Buck has spent 16 years on death row and was back there on Thursday. His execution scheduled for anytime after 6pm was halted when the Supreme Court issued a stay at 7:40pm. His reaction, according to a prison spokesman, "Praise the Lord! I feel good."
Buck's family cheered when they heard the news he would live to see another day and among the crowd was an unlikely ally -- one of his victims.
"Point blank to the chest," Phyllis Taylor said.
Taylor is Buck's sister and she was the only survivor that morning in 1995 when he shot his ex-girlfriend and another man to death in southwest Harris County. A jury convicted him of capital murder almost two years later.
Since then, he's been on death row, but on Thursday night, after he was moved to Huntsville to await the death chamber and while his family protested outside, the Supreme Court issued a stay. They will review an appeal in his case after his lawyers argued his sentence was unfair based on a Conroe psychologist's testimony that black people were more likely to commit future violence.
Taylor says she has forgiven her brother and calls the court's decision a victory.
"We just thank God for another chance," she said.
Buck's family now hopes for a new sentencing trial. Other cases based on the same psychologist's testimony have been re-tried.
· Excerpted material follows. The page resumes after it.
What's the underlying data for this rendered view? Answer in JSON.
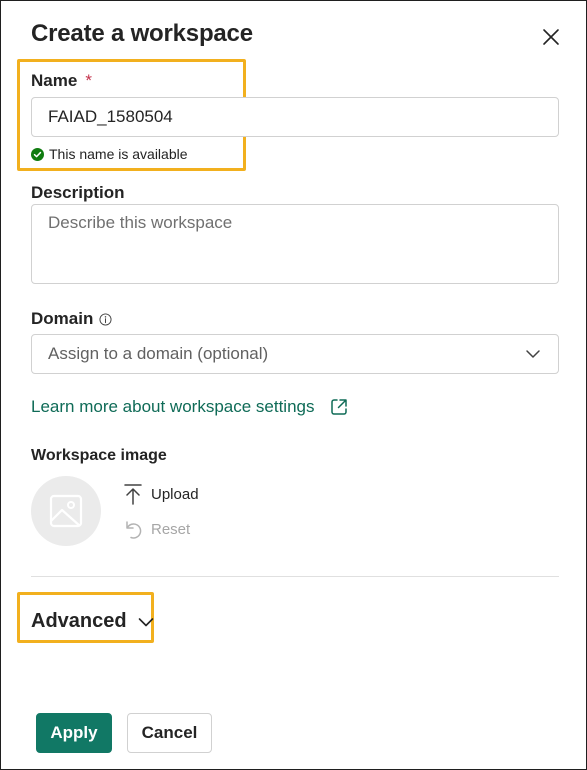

State Senator Rodney Ellis said he was pleased with the decision but disappointed the federal courts had to intervene. Buck's lawyers had requested a reprieve from Gov. Rick Perry and we still haven't gotten a response from his office. It could be moths before the Supreme Court issues a final ruling.